The email couldn’t have come at a better time. At that very moment, she was sitting in her Brooklyn apartment trying to figure out the next step for her life.
“It felt like kismet,” she said.
The road to Cornell Tech
Weber moved to Brooklyn from her hometown of Miami in July 2015 to pursue a dream of working in art law. A Colorado College art history graduate, she’d spent time after school working in San Francisco at a firm focused on law public relations, linking lawyers and reporters to speak on specialized topics. It was there that she decided she wanted to be a lawyer herself.
“You’d never think a background in art history would lend itself to law, but it does,” she said. “In law, there is always room for interpretation, just like in art.”

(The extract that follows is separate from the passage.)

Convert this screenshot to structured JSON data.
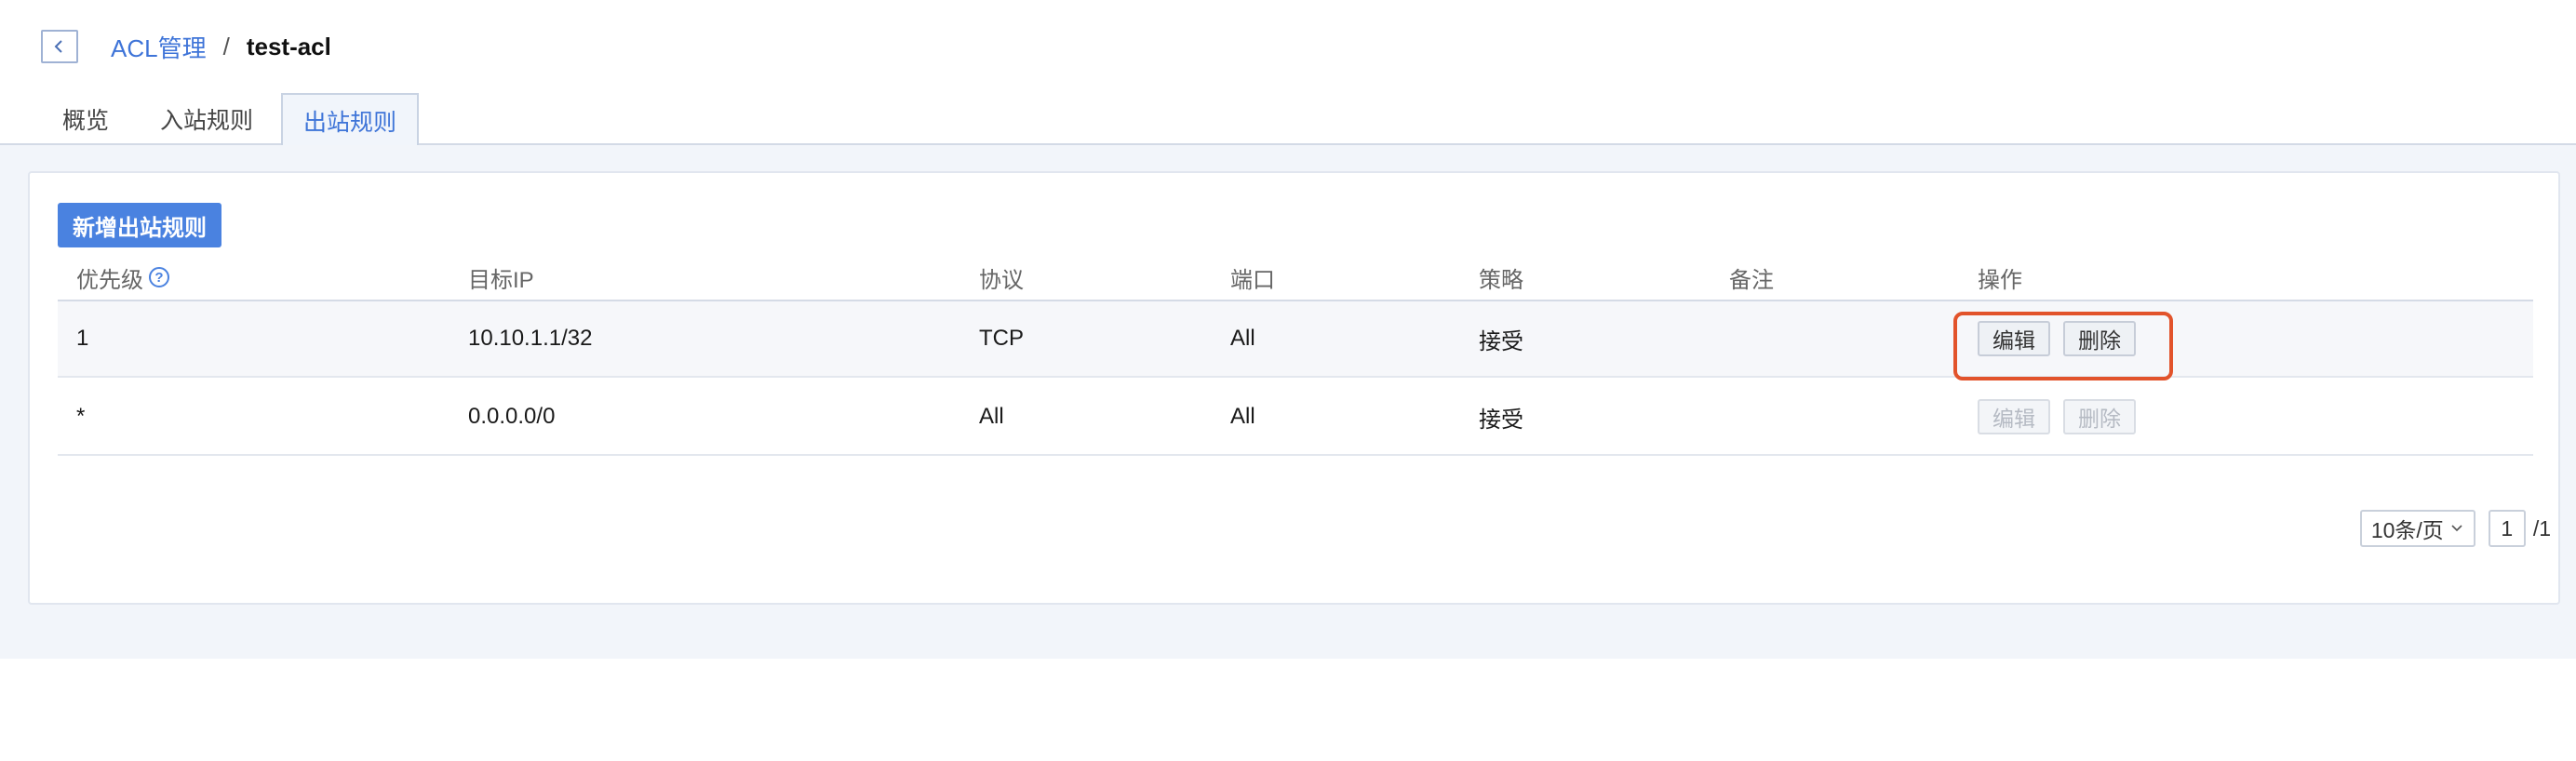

She moved home to Florida and enrolled at the University of Florida’s Levin College of Law. During school, she interned in the legal department of a museum, followed by a fitness company, but ultimately “realized that if I wanted to be serious about art law, I had to be in New York City—one of the art capitals of the world.”
So, after graduating, she took the New York Bar Exam and moved to Brooklyn with the goal of joining a boutique art law firm. When that proved a difficult world to break into, she started writing for the Center for Art Law as part of a post-graduate fellowship.
A focus on tech
The fellowship brought to Weber’s attention the challenges that artists and gallery owners regularly confront in the realm of technology. For example, artists who work with new media often struggle to copyright their work—and some contend with major intellectual property issues. Meanwhile, brick-and-mortar galleries that want to break into the online space grapple with how to go about it.
While the lens of technology interested Weber, she wasn’t sure how it applied to her background. That is, until she received the LinkedIn message from Cornell Tech, advertising a tech-centric program for lawyers.
“It was pretty crazy,” she says. “I felt like my background up to that point was pushing me there.”
Jumping into school
Weber contemplated Cornell Tech for only a few days before applying. Part of the interview process required her to come up with an idea for a startup that solves a real-life issue. She had just 24 hours to prepare.
“I came up with an idea for an online copyright registration and enforcement platform,” she explained. “It can be hard for emerging artists to understand intellectual property and know how to protect themselves. I pitched a company that would help them.
“It was so much fun to pitch [Director of Cornell Tech’s LLM Program] Chuck Whitehead. I felt like joy was flowing out of me.”
Weber was accepted into the program and is now a full-time student. She says she’s deeply impressed with the caliber of students involved, the career opportunities presented and the depth of the material covered so far.
What’s next? Weber isn’t sure yet.
“I’m trying to focus on my courses and meeting people on campus, then I’ll go from there. Honestly, sometimes I look around campus and I have to pinch myself because I’m so glad I found this place.”